The California condor is one of the world’s most endangered species. Only 127 of the birds currently fly free in the wild, 70 of them in California. Lead poisoning from ingesting lead ammunition found in carcasses is the leading cause of death for reintroduced condors. Since 1992 at least 15 condor deaths in California and Arizona are known or suspected to have been caused by lead poisoning, and on more than 75 occasions poisoned condors required invasive, life-saving chelation therapy to “de-lead” their blood after feeding on lead-tainted carcasses. Five scientific studies published in 2006 provide overwhelming evidence that the lead ammunition poisoning condors comes from carcasses and gut piles left behind in the condor range by hunters.
In 2005 the Center launched a “Get the Lead Out” campaign to eliminate lead bullets from condor habitat. The Center and a coalition of health and conservation organizations, hunters and American Indians filed a lawsuit against the state last fall for continuing to allow hunting with toxic lead ammunition. Safe, reliable non-lead bullets and shot made from copper and other materials are widely available for big-game hunting and perform as well or better than lead ammunition. Federal law already requires the use of non-lead shot when hunting waterfowl, due to widespread lead poisoning of both waterfowl and secondary poisoning of eagles.
In a recent Peregrine Fund study of deer killed by hunters, X-rays revealed that lead bullets explode into dozens of tiny pieces. Half the deer carcasses were riddled with at least 100 lead fragments, raising human health concerns for those eating wild game shot with lead ammunition.

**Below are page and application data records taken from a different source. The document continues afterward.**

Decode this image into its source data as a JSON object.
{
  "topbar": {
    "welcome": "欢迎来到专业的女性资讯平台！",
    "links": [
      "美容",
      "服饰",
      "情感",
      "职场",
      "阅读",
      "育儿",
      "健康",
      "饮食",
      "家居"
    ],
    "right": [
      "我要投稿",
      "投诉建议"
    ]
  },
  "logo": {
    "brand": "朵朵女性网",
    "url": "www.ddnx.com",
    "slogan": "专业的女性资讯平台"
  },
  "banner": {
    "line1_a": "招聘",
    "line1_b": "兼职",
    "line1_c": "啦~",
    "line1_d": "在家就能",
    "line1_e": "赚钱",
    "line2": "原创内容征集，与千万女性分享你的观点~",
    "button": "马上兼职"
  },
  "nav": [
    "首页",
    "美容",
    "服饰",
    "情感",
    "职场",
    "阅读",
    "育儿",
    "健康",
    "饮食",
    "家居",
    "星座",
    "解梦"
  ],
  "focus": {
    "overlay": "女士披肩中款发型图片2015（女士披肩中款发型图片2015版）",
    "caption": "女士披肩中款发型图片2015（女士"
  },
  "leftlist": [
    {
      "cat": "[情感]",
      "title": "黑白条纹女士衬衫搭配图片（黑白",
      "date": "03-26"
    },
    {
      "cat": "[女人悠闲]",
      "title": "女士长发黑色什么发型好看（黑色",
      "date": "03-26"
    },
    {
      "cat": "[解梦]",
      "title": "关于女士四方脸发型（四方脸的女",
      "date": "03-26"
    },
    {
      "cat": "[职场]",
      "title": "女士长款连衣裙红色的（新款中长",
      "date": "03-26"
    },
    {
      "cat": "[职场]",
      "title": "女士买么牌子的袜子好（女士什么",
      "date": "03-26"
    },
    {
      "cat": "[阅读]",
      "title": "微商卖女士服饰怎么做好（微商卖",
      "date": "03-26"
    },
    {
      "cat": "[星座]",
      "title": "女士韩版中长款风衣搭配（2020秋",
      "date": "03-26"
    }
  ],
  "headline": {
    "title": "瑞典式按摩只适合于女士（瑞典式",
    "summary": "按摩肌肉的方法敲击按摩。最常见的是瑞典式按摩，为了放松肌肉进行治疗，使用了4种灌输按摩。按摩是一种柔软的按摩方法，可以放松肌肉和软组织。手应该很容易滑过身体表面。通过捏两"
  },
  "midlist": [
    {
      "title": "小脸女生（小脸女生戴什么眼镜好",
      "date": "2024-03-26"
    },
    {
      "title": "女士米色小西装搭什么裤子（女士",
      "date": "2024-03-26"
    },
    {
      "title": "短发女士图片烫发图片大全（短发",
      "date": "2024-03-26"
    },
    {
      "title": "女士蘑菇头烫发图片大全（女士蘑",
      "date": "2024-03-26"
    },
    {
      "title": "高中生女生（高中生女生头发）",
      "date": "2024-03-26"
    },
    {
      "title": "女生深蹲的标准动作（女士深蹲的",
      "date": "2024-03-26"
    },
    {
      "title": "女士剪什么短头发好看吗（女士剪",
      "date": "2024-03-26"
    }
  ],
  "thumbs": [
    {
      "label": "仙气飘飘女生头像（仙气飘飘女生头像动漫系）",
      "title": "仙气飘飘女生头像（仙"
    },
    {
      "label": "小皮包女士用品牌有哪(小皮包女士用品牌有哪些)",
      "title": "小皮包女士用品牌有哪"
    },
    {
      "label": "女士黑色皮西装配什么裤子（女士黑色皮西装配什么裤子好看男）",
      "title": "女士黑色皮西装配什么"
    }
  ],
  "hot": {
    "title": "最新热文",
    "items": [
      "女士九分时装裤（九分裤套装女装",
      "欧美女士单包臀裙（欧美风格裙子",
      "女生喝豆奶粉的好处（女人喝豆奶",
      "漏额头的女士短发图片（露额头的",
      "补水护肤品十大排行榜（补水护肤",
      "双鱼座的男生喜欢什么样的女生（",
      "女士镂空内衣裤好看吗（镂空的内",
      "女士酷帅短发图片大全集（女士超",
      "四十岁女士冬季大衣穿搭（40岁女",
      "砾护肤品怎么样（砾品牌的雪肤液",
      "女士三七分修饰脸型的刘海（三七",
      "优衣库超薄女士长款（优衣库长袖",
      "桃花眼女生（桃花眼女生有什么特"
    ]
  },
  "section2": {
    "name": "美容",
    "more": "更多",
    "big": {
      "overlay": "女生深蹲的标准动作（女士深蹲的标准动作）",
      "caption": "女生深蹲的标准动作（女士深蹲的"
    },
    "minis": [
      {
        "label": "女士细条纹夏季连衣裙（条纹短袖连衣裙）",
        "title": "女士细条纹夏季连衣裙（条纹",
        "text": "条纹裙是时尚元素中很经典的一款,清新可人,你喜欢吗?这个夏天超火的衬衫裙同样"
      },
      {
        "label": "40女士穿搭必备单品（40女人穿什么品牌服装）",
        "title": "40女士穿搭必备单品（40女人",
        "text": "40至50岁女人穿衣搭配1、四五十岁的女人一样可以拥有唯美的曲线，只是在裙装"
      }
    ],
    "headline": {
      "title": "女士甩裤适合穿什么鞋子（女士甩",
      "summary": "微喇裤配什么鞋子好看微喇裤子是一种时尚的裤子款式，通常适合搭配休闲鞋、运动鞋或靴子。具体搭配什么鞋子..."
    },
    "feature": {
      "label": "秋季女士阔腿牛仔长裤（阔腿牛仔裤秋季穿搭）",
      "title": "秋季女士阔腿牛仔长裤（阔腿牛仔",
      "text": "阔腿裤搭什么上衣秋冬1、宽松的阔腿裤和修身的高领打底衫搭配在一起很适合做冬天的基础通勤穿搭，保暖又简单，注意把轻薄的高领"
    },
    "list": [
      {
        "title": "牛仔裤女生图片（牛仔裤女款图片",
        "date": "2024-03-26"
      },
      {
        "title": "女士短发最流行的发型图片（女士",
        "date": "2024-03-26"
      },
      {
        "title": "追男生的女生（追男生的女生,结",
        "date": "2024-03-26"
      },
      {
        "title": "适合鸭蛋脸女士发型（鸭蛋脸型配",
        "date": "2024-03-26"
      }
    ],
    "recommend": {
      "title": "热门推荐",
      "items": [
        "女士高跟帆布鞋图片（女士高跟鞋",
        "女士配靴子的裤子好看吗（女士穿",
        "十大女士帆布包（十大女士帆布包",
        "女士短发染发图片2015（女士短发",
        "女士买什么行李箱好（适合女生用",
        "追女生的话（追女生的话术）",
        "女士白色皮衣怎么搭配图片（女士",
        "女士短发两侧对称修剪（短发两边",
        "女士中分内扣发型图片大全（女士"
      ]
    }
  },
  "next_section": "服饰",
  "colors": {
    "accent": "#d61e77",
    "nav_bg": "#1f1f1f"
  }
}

More information about the lead poisoning threat can be found at www.savethecondors.org .
The Center for Biological Diversity is a national, science-based nonprofit organization with 35,000 members dedicated to protecting endangered species and wild places. www.biologicaldiversity.org